LAURENCE REES: Why should anybody bother to study history in general and this period in particular?

MARY FULBROOK: Well, I think the reason people should study history is because as human beings we inevitably think historically. We are intrinsically historical animals, we think about our own past, we have memory and we think about the future in terms of the past, so we are historical, and to study history means doing it in a way that is systematic with an eye to the evidence, with an eye to rational argument and not simply to claims and counter claims. So I think we can’t avoid being historical and therefore we should do it properly and as well as we can.
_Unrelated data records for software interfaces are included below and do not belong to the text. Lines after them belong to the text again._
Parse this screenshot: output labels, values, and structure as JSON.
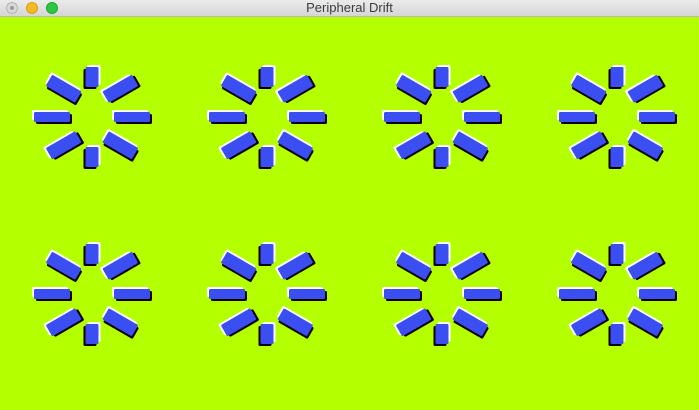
{
  "window": {
    "title": "Peripheral Drift"
  },
  "canvas": {
    "background_color": "#b4ff00",
    "tile_color": "#3b4ef2",
    "shadow_light": "#ffffff",
    "shadow_dark": "#000000",
    "flower_rows": 2,
    "flower_columns": 4,
    "elements_per_flower": 8
  }
}
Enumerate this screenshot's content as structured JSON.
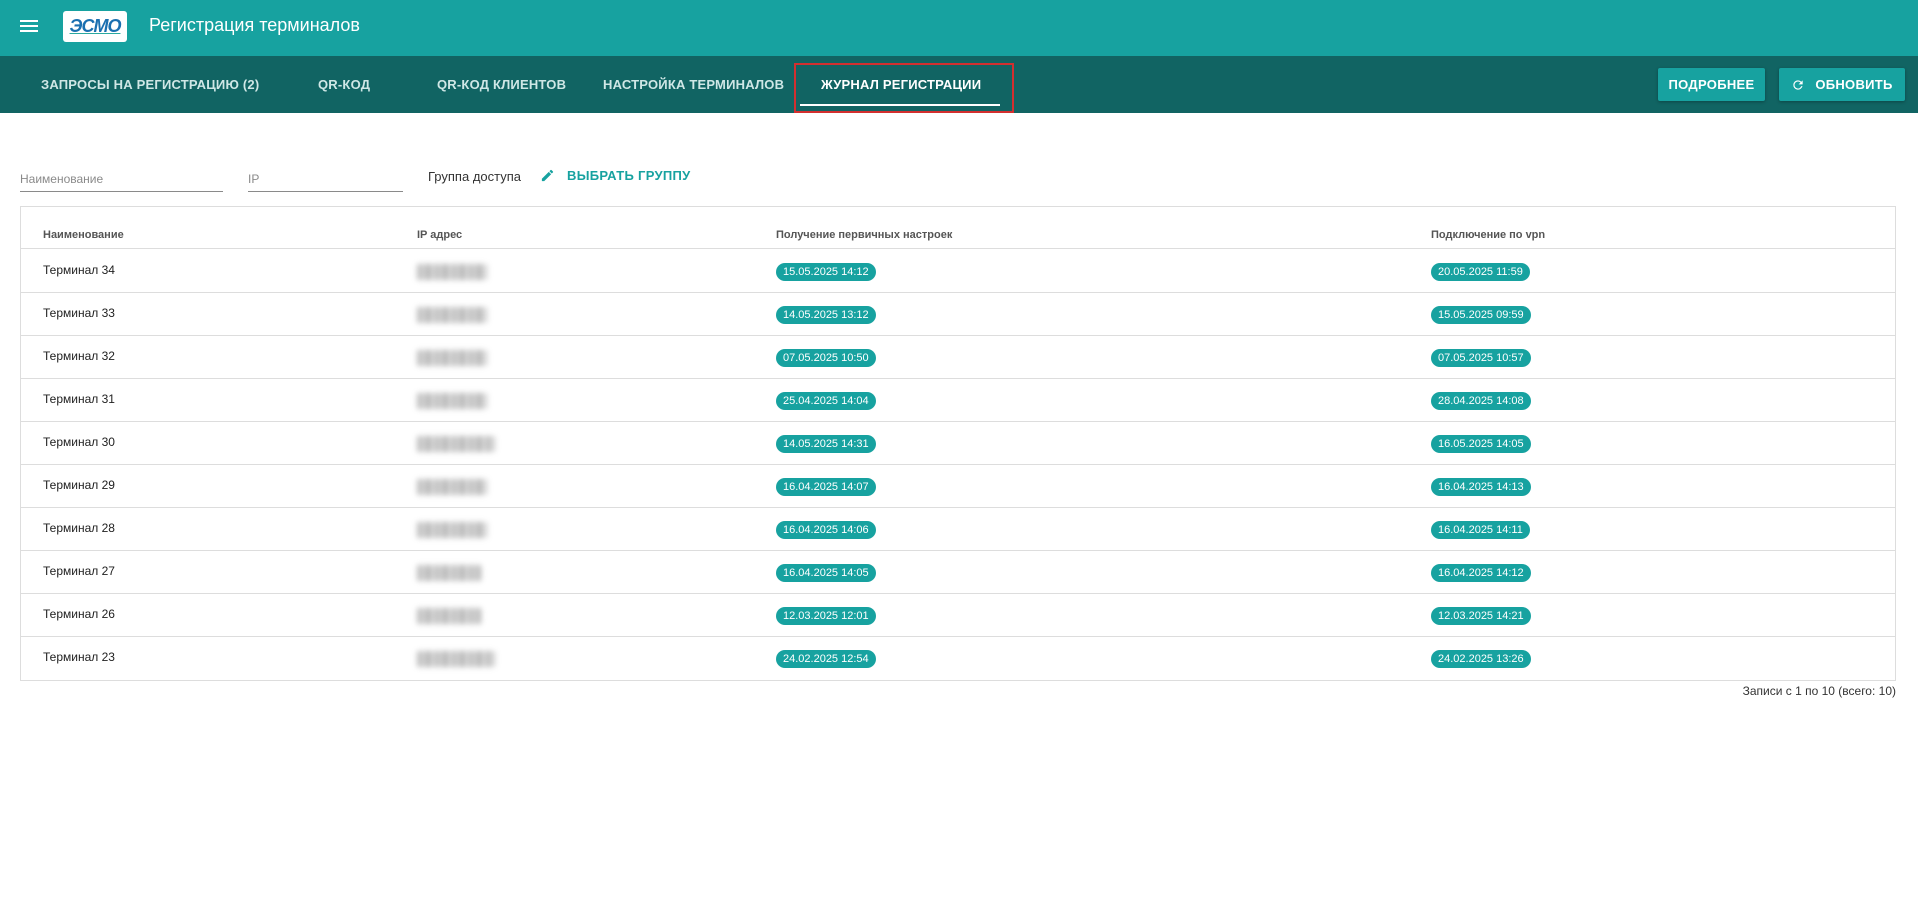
{
  "header": {
    "logo_text": "ЭСМО",
    "title": "Регистрация терминалов"
  },
  "tabs": [
    {
      "label": "ЗАПРОСЫ НА РЕГИСТРАЦИЮ (2)"
    },
    {
      "label": "QR-КОД"
    },
    {
      "label": "QR-КОД КЛИЕНТОВ"
    },
    {
      "label": "НАСТРОЙКА ТЕРМИНАЛОВ"
    },
    {
      "label": "ЖУРНАЛ РЕГИСТРАЦИИ",
      "active": true
    }
  ],
  "actions": {
    "details_label": "ПОДРОБНЕЕ",
    "refresh_label": "ОБНОВИТЬ"
  },
  "filters": {
    "name_placeholder": "Наименование",
    "ip_placeholder": "IP",
    "group_label": "Группа доступа",
    "choose_group_label": "ВЫБРАТЬ ГРУППУ"
  },
  "table": {
    "columns": [
      "Наименование",
      "IP адрес",
      "Получение первичных настроек",
      "Подключение по vpn"
    ],
    "rows": [
      {
        "name": "Терминал 34",
        "ip": "███.██.██.██",
        "settings": "15.05.2025 14:12",
        "vpn": "20.05.2025 11:59"
      },
      {
        "name": "Терминал 33",
        "ip": "███.██.██.██",
        "settings": "14.05.2025 13:12",
        "vpn": "15.05.2025 09:59"
      },
      {
        "name": "Терминал 32",
        "ip": "███.██.██.██",
        "settings": "07.05.2025 10:50",
        "vpn": "07.05.2025 10:57"
      },
      {
        "name": "Терминал 31",
        "ip": "███.██.██.██",
        "settings": "25.04.2025 14:04",
        "vpn": "28.04.2025 14:08"
      },
      {
        "name": "Терминал 30",
        "ip": "███.██.██.██",
        "settings": "14.05.2025 14:31",
        "vpn": "16.05.2025 14:05"
      },
      {
        "name": "Терминал 29",
        "ip": "███.██.██.██",
        "settings": "16.04.2025 14:07",
        "vpn": "16.04.2025 14:13"
      },
      {
        "name": "Терминал 28",
        "ip": "███.██.██.██",
        "settings": "16.04.2025 14:06",
        "vpn": "16.04.2025 14:11"
      },
      {
        "name": "Терминал 27",
        "ip": "███.██.██.██",
        "settings": "16.04.2025 14:05",
        "vpn": "16.04.2025 14:12"
      },
      {
        "name": "Терминал 26",
        "ip": "███.██.██.██",
        "settings": "12.03.2025 12:01",
        "vpn": "12.03.2025 14:21"
      },
      {
        "name": "Терминал 23",
        "ip": "███.██.██.██",
        "settings": "24.02.2025 12:54",
        "vpn": "24.02.2025 13:26"
      }
    ]
  },
  "pagination": {
    "summary": "Записи с 1 по 10 (всего: 10)"
  },
  "icons": {
    "menu": "hamburger-menu-icon",
    "refresh": "refresh-icon",
    "pencil": "pencil-icon"
  },
  "colors": {
    "primary": "#17a2a0",
    "tabbar": "#116463",
    "highlight": "#d32f2f"
  }
}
This period in particular I think we should not study for the kind of reasons that it is often studied. I don’t think we should study it for the kind of outrage value of let's look at all the terrible things that Hitler did and say, ‘my god how awful’. I think we have to study it because it has had such a massive impact on people and it is part of the world we live in. Without this period we would not have had the scattering of the surviving Jews across the world, we wouldn’t have had Israel and New York the way they are, we wouldn’t have had the Cold War in the way that it developed without bringing the USA and the Soviet Union into the heart of Europe and the division of Europe. We can’t understand the whole of the second half of the 20th Century or indeed the post Cold War world without knowing where it came from and what it was about.

Though people may think the study of Nazi Germany is over done in certain ways in schools, it’s rammed down people’s throats as dates and facts and scandals, and in Germany it’s rammed down people’s throats as horror, how ashamed I am to be German; I don’t think it should be done in those ways. I think it’s much more interesting if you look at it as the way real people live though the most extraordinarily awful times facing terrible challenges. Some of them muscle through it one way or another, but if you actually look at the way that state disintegrated, coalesced and shifted and then allowed these things to happen, it is the most horrendous record and I think it deserves to be understood in a far more detailed and complex way than we have done so far.